*** Block opens ***

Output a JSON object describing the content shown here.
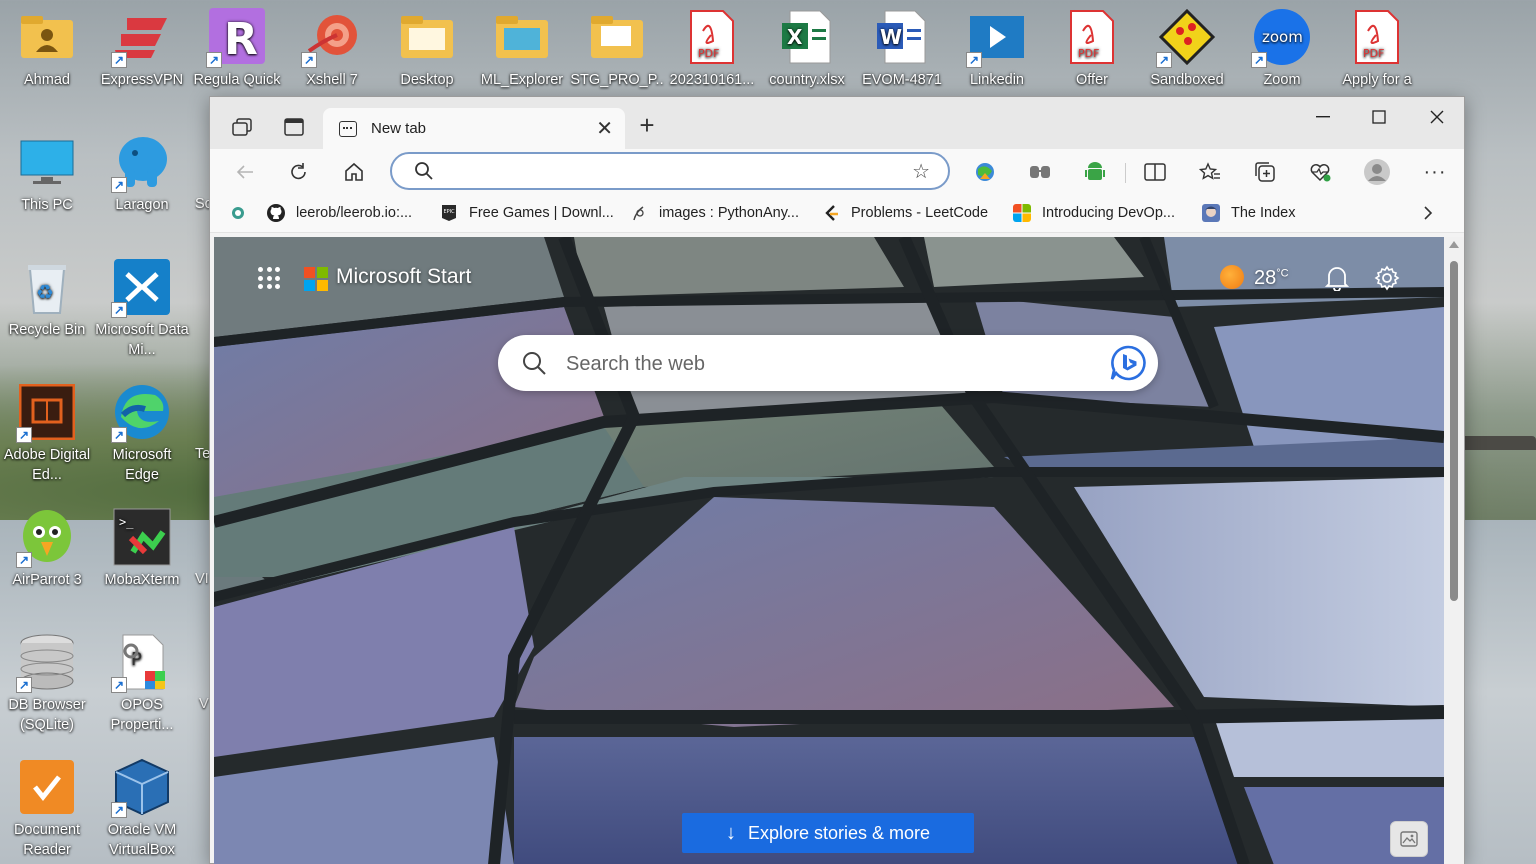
{
  "desktop": {
    "icons_top_row": [
      {
        "label": "Ahmad"
      },
      {
        "label": "ExpressVPN"
      },
      {
        "label": "Regula Quick"
      },
      {
        "label": "Xshell 7"
      },
      {
        "label": "Desktop"
      },
      {
        "label": "ML_Explorer"
      },
      {
        "label": "STG_PRO_P..."
      },
      {
        "label": "202310161..."
      },
      {
        "label": "country.xlsx"
      },
      {
        "label": "EVOM-4871"
      },
      {
        "label": "Linkedin"
      },
      {
        "label": "Offer"
      },
      {
        "label": "Sandboxed"
      },
      {
        "label": "Zoom"
      },
      {
        "label": "Apply for a"
      }
    ],
    "icons_col1": [
      {
        "label": "This PC"
      },
      {
        "label": "Recycle Bin"
      },
      {
        "label": "Adobe Digital Ed..."
      },
      {
        "label": "AirParrot 3"
      },
      {
        "label": "DB Browser (SQLite)"
      },
      {
        "label": "Document Reader"
      }
    ],
    "icons_col2": [
      {
        "label": "Laragon"
      },
      {
        "label": "Microsoft Data Mi..."
      },
      {
        "label": "Microsoft Edge"
      },
      {
        "label": "MobaXterm"
      },
      {
        "label": "OPOS Properti..."
      },
      {
        "label": "Oracle VM VirtualBox"
      }
    ],
    "partial_col3": [
      "Sc",
      "Te",
      "VI",
      "V"
    ]
  },
  "browser": {
    "tab_title": "New tab",
    "address_value": "",
    "bookmarks": [
      {
        "label": "leerob/leerob.io:..."
      },
      {
        "label": "Free Games | Downl..."
      },
      {
        "label": "images : PythonAny..."
      },
      {
        "label": "Problems - LeetCode"
      },
      {
        "label": "Introducing DevOp..."
      },
      {
        "label": "The Index"
      }
    ],
    "colors": {
      "accent": "#1a6be0",
      "address_border": "#7a9bc9"
    }
  },
  "page": {
    "brand": "Microsoft Start",
    "temperature": "28",
    "temperature_unit": "°C",
    "search_placeholder": "Search the web",
    "explore_label": "Explore stories & more"
  }
}
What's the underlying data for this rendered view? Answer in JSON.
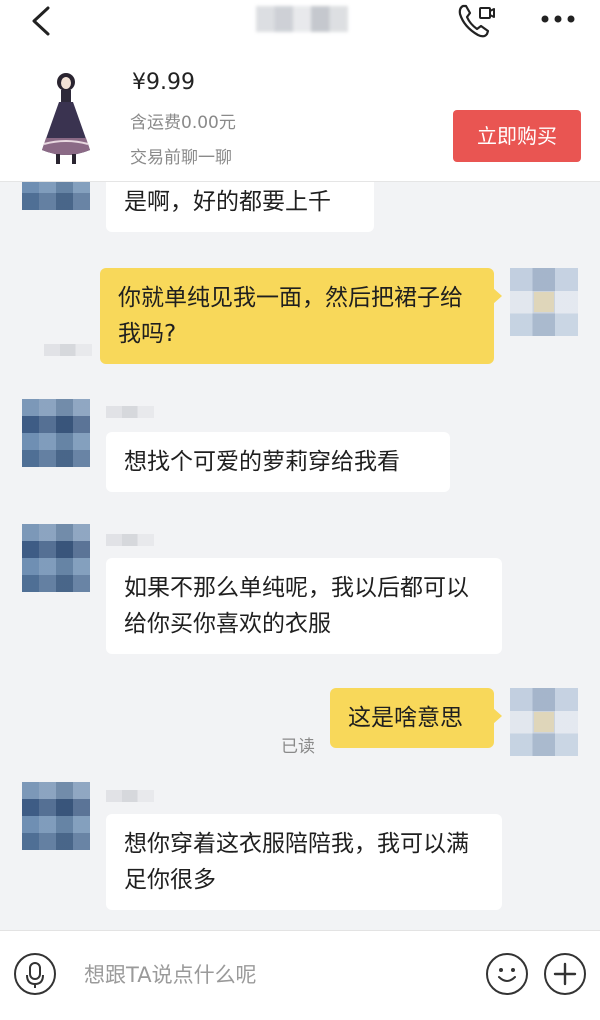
{
  "header": {
    "back_icon": "chevron-left-icon",
    "call_icon": "phone-icon",
    "more_icon": "more-dots-icon"
  },
  "product": {
    "price": "¥9.99",
    "shipping": "含运费0.00元",
    "chat_hint": "交易前聊一聊",
    "buy_button": "立即购买",
    "accent": "#e95552"
  },
  "messages": [
    {
      "from": "other",
      "text": "是啊，好的都要上千"
    },
    {
      "from": "me",
      "text": "你就单纯见我一面，然后把裙子给我吗?"
    },
    {
      "from": "other",
      "text": "想找个可爱的萝莉穿给我看"
    },
    {
      "from": "other",
      "text": "如果不那么单纯呢，我以后都可以给你买你喜欢的衣服"
    },
    {
      "from": "me",
      "text": "这是啥意思",
      "status": "已读"
    },
    {
      "from": "other",
      "text": "想你穿着这衣服陪陪我，我可以满足你很多"
    }
  ],
  "input": {
    "placeholder": "想跟TA说点什么呢",
    "voice_icon": "microphone-icon",
    "emoji_icon": "smiley-icon",
    "add_icon": "plus-icon"
  },
  "colors": {
    "outgoing_bubble": "#f8d85a",
    "incoming_bubble": "#ffffff",
    "background": "#f2f3f5"
  }
}
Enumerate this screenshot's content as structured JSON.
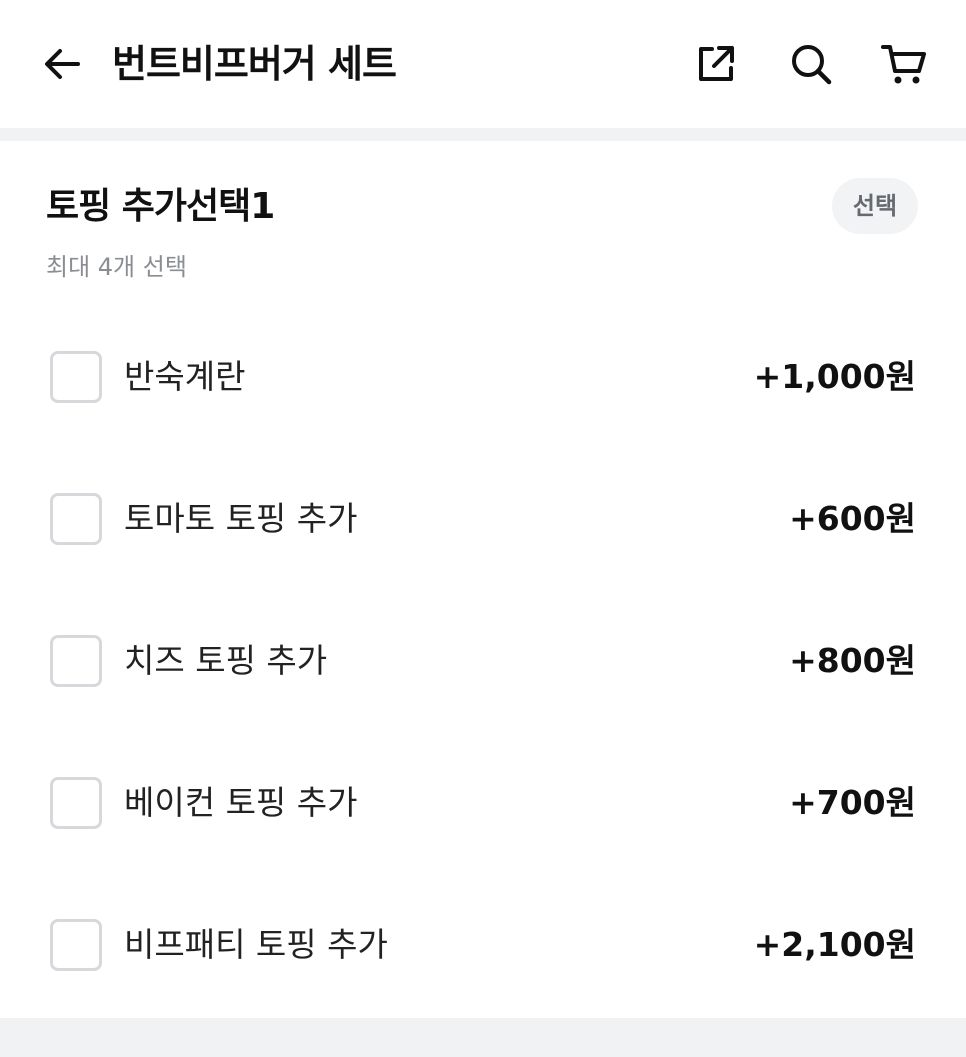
{
  "header": {
    "title": "번트비프버거 세트",
    "icons": {
      "back": "arrow-left-icon",
      "share": "share-external-icon",
      "search": "search-icon",
      "cart": "cart-icon"
    }
  },
  "section": {
    "title": "토핑 추가선택1",
    "badge": "선택",
    "subtitle": "최대 4개 선택",
    "options": [
      {
        "label": "반숙계란",
        "price": "+1,000원",
        "checked": false
      },
      {
        "label": "토마토 토핑 추가",
        "price": "+600원",
        "checked": false
      },
      {
        "label": "치즈 토핑 추가",
        "price": "+800원",
        "checked": false
      },
      {
        "label": "베이컨 토핑 추가",
        "price": "+700원",
        "checked": false
      },
      {
        "label": "비프패티 토핑 추가",
        "price": "+2,100원",
        "checked": false
      }
    ]
  },
  "colors": {
    "divider": "#f1f2f4",
    "checkbox_border": "#d6d8db",
    "badge_bg": "#f2f3f5",
    "subtitle": "#8a8d92"
  }
}
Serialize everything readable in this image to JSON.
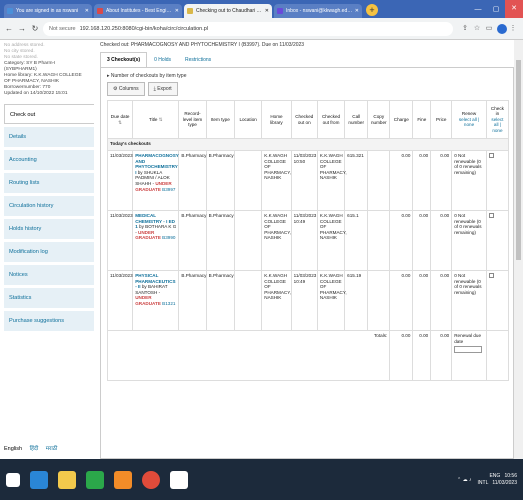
{
  "browser": {
    "tabs": [
      {
        "label": "You are signed in as nswani",
        "color": "#4a90d9"
      },
      {
        "label": "About Institutes - Best Engineeri",
        "color": "#d94a4a"
      },
      {
        "label": "Checking out to Chaudhari Ashv",
        "color": "#d9b84a"
      },
      {
        "label": "Inbox - nswani@kkwagh.edu.in",
        "color": "#6a4ad9"
      }
    ],
    "address": "192.168.120.250:8080/cgi-bin/koha/circ/circulation.pl",
    "not_secure": "Not secure"
  },
  "patron": {
    "lines_grey": [
      "No address stored.",
      "No city stored.",
      "No state stored."
    ],
    "lines": [
      "Category: SY B Pharm-I",
      "(SYBPHARM1)",
      "Home library: K.K.WAGH COLLEGE",
      "OF PHARMACY, NASHIK",
      "Borrowernumber: 770",
      "Updated on 14/10/2022 15:01"
    ]
  },
  "sidebar": {
    "items": [
      {
        "label": "Check out"
      },
      {
        "label": "Details"
      },
      {
        "label": "Accounting"
      },
      {
        "label": "Routing lists"
      },
      {
        "label": "Circulation history"
      },
      {
        "label": "Holds history"
      },
      {
        "label": "Modification log"
      },
      {
        "label": "Notices"
      },
      {
        "label": "Statistics"
      },
      {
        "label": "Purchase suggestions"
      }
    ],
    "languages": [
      "English",
      "हिंदी",
      "मराठी"
    ]
  },
  "main": {
    "notice": "Checked out: PHARMACOGNOSY AND PHYTOCHEMISTRY I (B3997). Due on 11/03/2023",
    "tabs": [
      "3 Checkout(s)",
      "0 Holds",
      "Restrictions"
    ],
    "types_toggle": "▸ Number of checkouts by item type",
    "columns_btn": "Columns",
    "export_btn": "Export",
    "headers": {
      "due": "Due date",
      "title": "Title",
      "record_type": "Record-level item type",
      "item_type": "Item type",
      "location": "Location",
      "home": "Home library",
      "checked_on": "Checked out on",
      "checked_from": "Checked out from",
      "call": "Call number",
      "copy": "Copy number",
      "charge": "Charge",
      "fine": "Fine",
      "price": "Price",
      "renew": "Renew",
      "renew_link": "select all | none",
      "checkin": "Check in",
      "checkin_link": "select all | none"
    },
    "section_label": "Today's checkouts",
    "rows": [
      {
        "due": "11/03/2023",
        "title": "PHARMACOGNOSY AND PHYTOCHEMISTRY I",
        "author": "by SHUKLA PADMINI / ALOK SHAHH -",
        "tag": "UNDER GRADUATE",
        "barcode": "B3997",
        "record_type": "B.Pharmacy",
        "item_type": "B.Pharmacy",
        "home": "K.K.WAGH COLLEGE OF PHARMACY, NASHIK",
        "checked_on": "11/03/2023 10:50",
        "checked_from": "K.K.WAGH COLLEGE OF PHARMACY, NASHIK",
        "call": "615.321",
        "charge": "0.00",
        "fine": "0.00",
        "price": "0.00",
        "renew": "0 Not renewable (0 of 0 renewals remaining)"
      },
      {
        "due": "11/03/2023",
        "title": "MEDICAL CHEMISTRY - I ED 1",
        "author": "by BOTHARA K G -",
        "tag": "UNDER GRADUATE",
        "barcode": "B3990",
        "record_type": "B.Pharmacy",
        "item_type": "B.Pharmacy",
        "home": "K.K.WAGH COLLEGE OF PHARMACY, NASHIK",
        "checked_on": "11/03/2023 10:49",
        "checked_from": "K.K.WAGH COLLEGE OF PHARMACY, NASHIK",
        "call": "615.1",
        "charge": "0.00",
        "fine": "0.00",
        "price": "0.00",
        "renew": "0 Not renewable (0 of 0 renewals remaining)"
      },
      {
        "due": "11/03/2023",
        "title": "PHYSICAL PHARMACEUTICS - II",
        "author": "by BAHIRAT SANTOSH -",
        "tag": "UNDER GRADUATE",
        "barcode": "B1321",
        "record_type": "B.Pharmacy",
        "item_type": "B.Pharmacy",
        "home": "K.K.WAGH COLLEGE OF PHARMACY, NASHIK",
        "checked_on": "11/03/2023 10:49",
        "checked_from": "K.K.WAGH COLLEGE OF PHARMACY, NASHIK",
        "call": "615.19",
        "charge": "0.00",
        "fine": "0.00",
        "price": "0.00",
        "renew": "0 Not renewable (0 of 0 renewals remaining)"
      }
    ],
    "totals_label": "Totals:",
    "totals": {
      "charge": "0.00",
      "fine": "0.00",
      "price": "0.00"
    },
    "renewal_due": "Renewal due date"
  },
  "taskbar": {
    "lang": "ENG",
    "region": "INTL",
    "time": "10:56",
    "date": "11/03/2023",
    "colors": {
      "bg": "#1c2a3b"
    }
  }
}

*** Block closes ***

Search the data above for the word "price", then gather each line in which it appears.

## Answer box
    "price": "¥9.99",
        "price": "+1,000원",
        "price": "+600원",
        "price": "+800원",
        "price": "+700원",
        "price": "+2,100원",
      "price": "Price",
        "price": "0.00",
        "price": "0.00",
        "price": "0.00",
      "price": "0.00"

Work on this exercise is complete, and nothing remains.